But with everyone able to shoot their own videos from a laptop or phone, is there enough work? ”There are a lot of people using video on their own, such as podcasts from their computer,” Lyons notes. ”But when they want to improve the quality, they’ll call me. The advantages include better lighting, sound quality, and editing, all resulting in a better impression.”

A major challenge for any small business is getting the word out. Lyons has focused his attention on the LGBT community. Last year his business became certified as an LGBT Business Enterprise (LGBTBE) through the National Gay and Lesbian Chamber of Commerce.

He’s found many customers through his membership in the Capital Area Gay and Lesbian Chamber of Commerce (CAGLCC). Lyons’s work has been a key component in several of CAGLCC’s annual dinners. ”I’ve expanded my business primarily by networking within the community,” Lyons says. ”When you help other people in the community, the referrals come back. It’s also been a great source of many great friendships.”

Lyons’s future may involve colleagues in his former home of Hollywood. He, Jameson Freeman, Rick Westerkamp, and actor Gabriel Riera (aka ”Dominic Anika”) are co-producing a sitcom pilot, I’m Not Gay. ”It’s a one-camera comedy for entry into the 2012 Comedy Central Pilot Competition,” Lyons notes. A second pilot, still in development, is a business-focused reality pilot done in collaboration with the company that produces ”The Swish Edition.”

Lyons is looking forward to expanding his business in terms of the variety of video resources he provides. ”I’ve done several health-related videos for Whitman-Walker Health,” Lyons says. ”I love it when my work can inform or even empower the community.”

Is a return to Hollywood part of his long-term plans? Not likely, he believes. ”I love D.C.’s small-town feel and I’ve made a number of great friends here over the last 10 years.” He’s invested in the community in other ways, including a video project for an organization fighting to make solar energy affordable to all D.C. residents.

”Coming to the East Coast,” says Lyons, ”was a good move.”

The Chamber means Business.
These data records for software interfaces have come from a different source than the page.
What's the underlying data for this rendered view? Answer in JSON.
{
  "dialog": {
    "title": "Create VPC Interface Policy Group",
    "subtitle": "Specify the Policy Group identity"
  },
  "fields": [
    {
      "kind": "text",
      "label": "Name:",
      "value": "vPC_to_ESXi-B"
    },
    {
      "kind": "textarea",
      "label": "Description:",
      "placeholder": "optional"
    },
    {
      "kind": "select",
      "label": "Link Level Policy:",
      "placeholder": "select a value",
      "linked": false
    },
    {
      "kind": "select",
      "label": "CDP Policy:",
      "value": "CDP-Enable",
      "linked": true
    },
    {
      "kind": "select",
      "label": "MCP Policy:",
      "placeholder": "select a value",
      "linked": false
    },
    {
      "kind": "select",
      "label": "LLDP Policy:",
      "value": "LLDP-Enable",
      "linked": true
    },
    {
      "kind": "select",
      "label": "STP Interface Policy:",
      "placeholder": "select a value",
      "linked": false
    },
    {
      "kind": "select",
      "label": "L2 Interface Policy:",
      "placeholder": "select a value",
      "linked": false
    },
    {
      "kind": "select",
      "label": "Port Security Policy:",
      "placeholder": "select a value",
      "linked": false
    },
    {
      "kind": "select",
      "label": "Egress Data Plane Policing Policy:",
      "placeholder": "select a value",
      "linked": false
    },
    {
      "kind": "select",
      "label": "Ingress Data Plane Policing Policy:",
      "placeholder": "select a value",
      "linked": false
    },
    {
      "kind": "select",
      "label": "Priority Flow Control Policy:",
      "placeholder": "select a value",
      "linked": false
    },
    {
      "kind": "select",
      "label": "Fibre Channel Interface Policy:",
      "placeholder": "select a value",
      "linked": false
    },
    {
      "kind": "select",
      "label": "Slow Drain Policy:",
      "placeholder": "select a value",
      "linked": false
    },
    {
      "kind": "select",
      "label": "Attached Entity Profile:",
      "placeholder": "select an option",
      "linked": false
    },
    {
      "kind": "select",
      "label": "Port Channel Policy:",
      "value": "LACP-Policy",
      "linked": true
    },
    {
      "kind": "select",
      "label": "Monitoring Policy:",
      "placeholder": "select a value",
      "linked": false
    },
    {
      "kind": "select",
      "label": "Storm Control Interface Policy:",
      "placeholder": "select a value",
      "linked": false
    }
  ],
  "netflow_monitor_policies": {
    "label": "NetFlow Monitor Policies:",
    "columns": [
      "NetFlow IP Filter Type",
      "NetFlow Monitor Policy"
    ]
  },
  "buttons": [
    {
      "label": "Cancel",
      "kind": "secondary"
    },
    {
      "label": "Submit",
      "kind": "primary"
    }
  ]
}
For more information visit

Robert E. McLean, a CAGLCC member, owns REM Association Services, a full-service association management company in Arlington.

Leave a Comment:

Support Metro Weekly’s Journalism

These are challenging times for news organizations. And yet it’s crucial we stay active and provide vital resources and information to both our local readers and the world. So won’t you please take a moment and consider supporting Metro Weekly with a membership? For as little as $5 a month, you can help ensure Metro Weekly magazine and remain free, viable resources as we provide the best, most diverse, culturally-resonant LGBTQ coverage in both the D.C. region and around the world. Memberships come with exclusive perks and discounts, your own personal digital delivery of each week’s magazine (and an archive), access to our Member's Lounge when it launches this fall, and exclusive members-only items like Metro Weekly Membership Mugs and Tote Bags! Check out all our membership levels here and please join us today!